• Exercise objective:
From the first line to the last, write out the records exactly, leaving out images.

• Excerpted records:
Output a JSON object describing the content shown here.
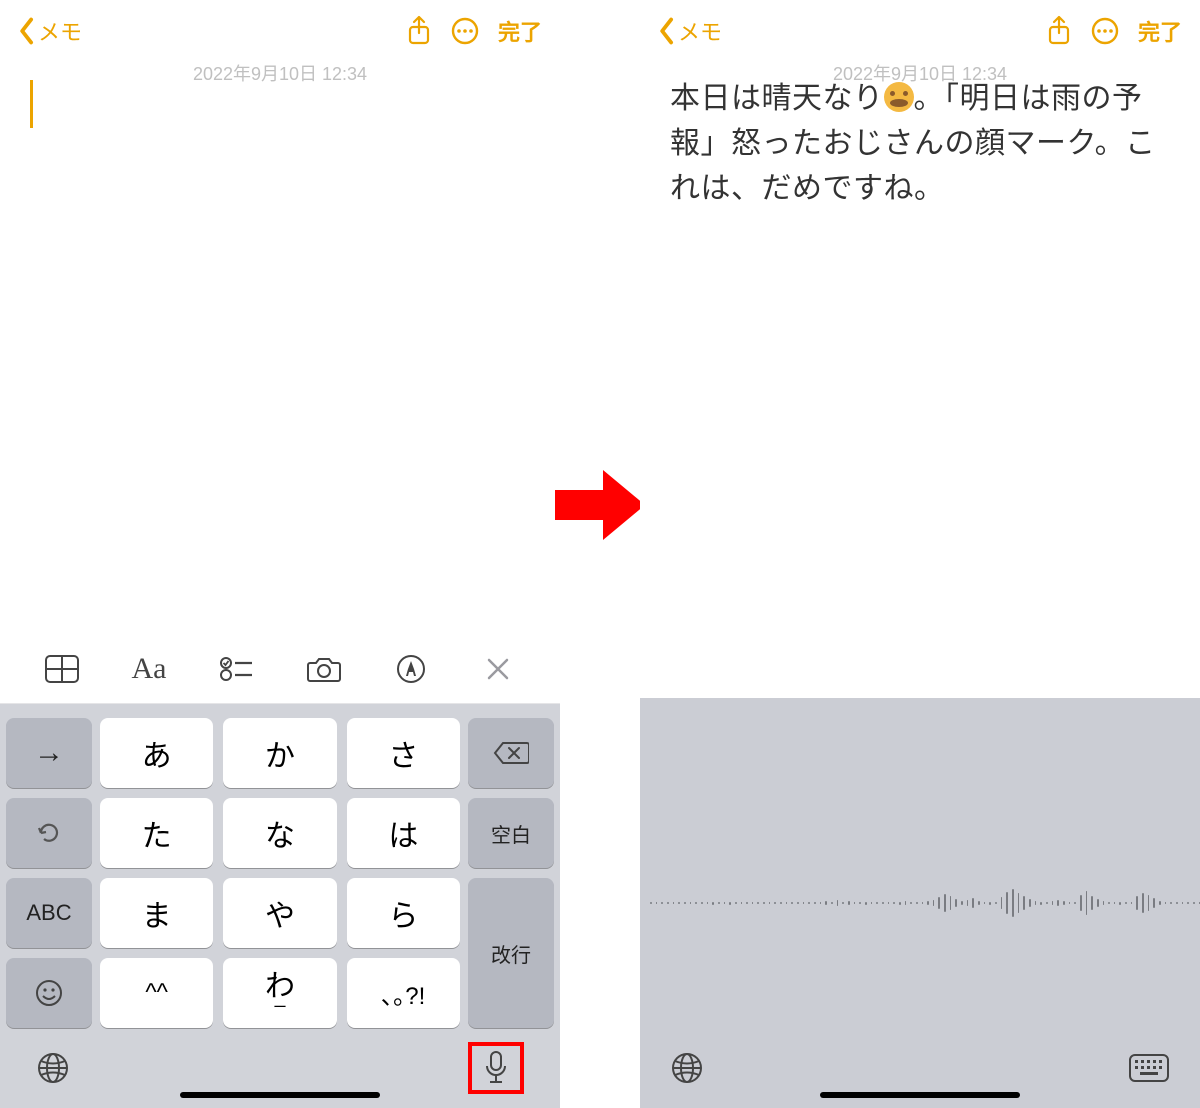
{
  "colors": {
    "accent": "#ECA400",
    "highlight": "#FF0000",
    "kb_bg": "#D1D3D9"
  },
  "nav": {
    "back_label": "メモ",
    "done_label": "完了",
    "timestamp_left": "2022年9月10日 12:34",
    "timestamp_right": "2022年9月10日 12:34"
  },
  "note": {
    "left_body": "",
    "right_body_before_emoji": "本日は晴天なり",
    "right_body_after_emoji": "。「明日は雨の予報」怒ったおじさんの顔マーク。これは、だめですね。"
  },
  "toolbar": {
    "icons": [
      "table-icon",
      "text-style-icon",
      "checklist-icon",
      "camera-icon",
      "markup-icon",
      "close-icon"
    ],
    "aa_label": "Aa"
  },
  "keyboard": {
    "side_left": {
      "arrow_right": "→",
      "undo": "undo",
      "abc": "ABC",
      "emoji": "emoji"
    },
    "main_rows": [
      [
        "あ",
        "か",
        "さ"
      ],
      [
        "た",
        "な",
        "は"
      ],
      [
        "ま",
        "や",
        "ら"
      ],
      [
        "^^",
        "わ",
        "､｡?!"
      ]
    ],
    "side_right": {
      "backspace": "backspace",
      "space": "空白",
      "return": "改行"
    }
  },
  "bottom": {
    "globe_label": "globe-icon",
    "mic_label": "mic-icon",
    "keyboard_label": "keyboard-icon"
  },
  "waveform_heights": [
    2,
    2,
    2,
    2,
    2,
    2,
    2,
    2,
    2,
    2,
    2,
    3,
    2,
    2,
    3,
    2,
    2,
    2,
    2,
    2,
    2,
    2,
    2,
    2,
    2,
    2,
    2,
    2,
    2,
    2,
    2,
    4,
    2,
    6,
    2,
    4,
    2,
    2,
    3,
    2,
    2,
    2,
    2,
    2,
    3,
    4,
    2,
    2,
    2,
    4,
    6,
    12,
    18,
    14,
    8,
    4,
    6,
    10,
    4,
    2,
    3,
    2,
    12,
    22,
    28,
    20,
    14,
    8,
    4,
    3,
    2,
    4,
    6,
    4,
    2,
    2,
    16,
    24,
    14,
    8,
    4,
    2,
    2,
    3,
    2,
    2,
    14,
    20,
    16,
    10,
    4,
    2,
    2,
    2,
    2,
    2,
    2,
    2
  ]
}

• Answer space:
Output a JSON object describing the content shown here.
{
  "colors": {
    "accent": "#ECA400",
    "highlight": "#FF0000",
    "kb_bg": "#D1D3D9"
  },
  "nav": {
    "back_label": "メモ",
    "done_label": "完了",
    "timestamp_left": "2022年9月10日 12:34",
    "timestamp_right": "2022年9月10日 12:34"
  },
  "note": {
    "left_body": "",
    "right_body_before_emoji": "本日は晴天なり",
    "right_body_after_emoji": "。「明日は雨の予報」怒ったおじさんの顔マーク。これは、だめですね。"
  },
  "toolbar": {
    "icons": [
      "table-icon",
      "text-style-icon",
      "checklist-icon",
      "camera-icon",
      "markup-icon",
      "close-icon"
    ],
    "aa_label": "Aa"
  },
  "keyboard": {
    "side_left": {
      "arrow_right": "→",
      "undo": "undo",
      "abc": "ABC",
      "emoji": "emoji"
    },
    "main_rows": [
      [
        "あ",
        "か",
        "さ"
      ],
      [
        "た",
        "な",
        "は"
      ],
      [
        "ま",
        "や",
        "ら"
      ],
      [
        "^^",
        "わ",
        "､｡?!"
      ]
    ],
    "side_right": {
      "backspace": "backspace",
      "space": "空白",
      "return": "改行"
    }
  },
  "bottom": {
    "globe_label": "globe-icon",
    "mic_label": "mic-icon",
    "keyboard_label": "keyboard-icon"
  },
  "waveform_heights": [
    2,
    2,
    2,
    2,
    2,
    2,
    2,
    2,
    2,
    2,
    2,
    3,
    2,
    2,
    3,
    2,
    2,
    2,
    2,
    2,
    2,
    2,
    2,
    2,
    2,
    2,
    2,
    2,
    2,
    2,
    2,
    4,
    2,
    6,
    2,
    4,
    2,
    2,
    3,
    2,
    2,
    2,
    2,
    2,
    3,
    4,
    2,
    2,
    2,
    4,
    6,
    12,
    18,
    14,
    8,
    4,
    6,
    10,
    4,
    2,
    3,
    2,
    12,
    22,
    28,
    20,
    14,
    8,
    4,
    3,
    2,
    4,
    6,
    4,
    2,
    2,
    16,
    24,
    14,
    8,
    4,
    2,
    2,
    3,
    2,
    2,
    14,
    20,
    16,
    10,
    4,
    2,
    2,
    2,
    2,
    2,
    2,
    2
  ]
}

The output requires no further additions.